▶ GIVEN INFORMATION:
▼

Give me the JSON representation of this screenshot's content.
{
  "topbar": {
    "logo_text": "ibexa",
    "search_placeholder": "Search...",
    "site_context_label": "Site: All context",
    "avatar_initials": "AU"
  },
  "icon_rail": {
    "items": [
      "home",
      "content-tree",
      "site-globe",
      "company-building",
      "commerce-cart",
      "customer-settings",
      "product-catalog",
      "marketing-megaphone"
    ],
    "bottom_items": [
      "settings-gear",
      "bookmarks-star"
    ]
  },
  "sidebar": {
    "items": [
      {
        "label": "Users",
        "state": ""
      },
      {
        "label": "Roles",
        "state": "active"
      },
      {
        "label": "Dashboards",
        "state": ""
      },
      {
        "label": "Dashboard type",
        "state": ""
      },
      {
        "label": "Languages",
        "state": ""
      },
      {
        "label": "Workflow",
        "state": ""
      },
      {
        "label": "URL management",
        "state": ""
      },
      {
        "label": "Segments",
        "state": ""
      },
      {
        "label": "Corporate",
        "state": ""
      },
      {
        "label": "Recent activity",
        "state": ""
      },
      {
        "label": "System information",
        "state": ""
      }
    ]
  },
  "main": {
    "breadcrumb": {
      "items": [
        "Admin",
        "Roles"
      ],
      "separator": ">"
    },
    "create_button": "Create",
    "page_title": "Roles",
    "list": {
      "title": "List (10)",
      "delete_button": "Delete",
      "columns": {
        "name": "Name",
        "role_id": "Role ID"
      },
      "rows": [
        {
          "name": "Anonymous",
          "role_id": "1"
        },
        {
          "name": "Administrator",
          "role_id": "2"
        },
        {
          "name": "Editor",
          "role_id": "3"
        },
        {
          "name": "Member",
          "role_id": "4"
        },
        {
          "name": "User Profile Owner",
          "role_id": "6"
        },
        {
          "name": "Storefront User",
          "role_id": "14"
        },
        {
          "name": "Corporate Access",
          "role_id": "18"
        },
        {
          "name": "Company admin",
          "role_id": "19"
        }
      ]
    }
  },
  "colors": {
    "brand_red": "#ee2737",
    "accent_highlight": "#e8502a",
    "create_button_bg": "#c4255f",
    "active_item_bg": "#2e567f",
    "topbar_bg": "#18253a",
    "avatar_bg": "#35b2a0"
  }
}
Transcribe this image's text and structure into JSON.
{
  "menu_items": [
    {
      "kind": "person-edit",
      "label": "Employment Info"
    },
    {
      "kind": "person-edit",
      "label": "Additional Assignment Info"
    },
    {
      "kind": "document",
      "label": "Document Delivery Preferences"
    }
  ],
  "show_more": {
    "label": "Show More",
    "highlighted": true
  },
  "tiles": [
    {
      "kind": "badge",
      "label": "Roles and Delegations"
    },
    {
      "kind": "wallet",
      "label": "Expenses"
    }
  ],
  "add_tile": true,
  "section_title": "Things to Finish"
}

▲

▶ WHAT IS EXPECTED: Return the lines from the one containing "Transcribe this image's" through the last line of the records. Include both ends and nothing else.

▶ YOUR SOLUTION:
Transcribe this image's text and structure into JSON.
{
  "menu_items": [
    {
      "kind": "person-edit",
      "label": "Employment Info"
    },
    {
      "kind": "person-edit",
      "label": "Additional Assignment Info"
    },
    {
      "kind": "document",
      "label": "Document Delivery Preferences"
    }
  ],
  "show_more": {
    "label": "Show More",
    "highlighted": true
  },
  "tiles": [
    {
      "kind": "badge",
      "label": "Roles and Delegations"
    },
    {
      "kind": "wallet",
      "label": "Expenses"
    }
  ],
  "add_tile": true,
  "section_title": "Things to Finish"
}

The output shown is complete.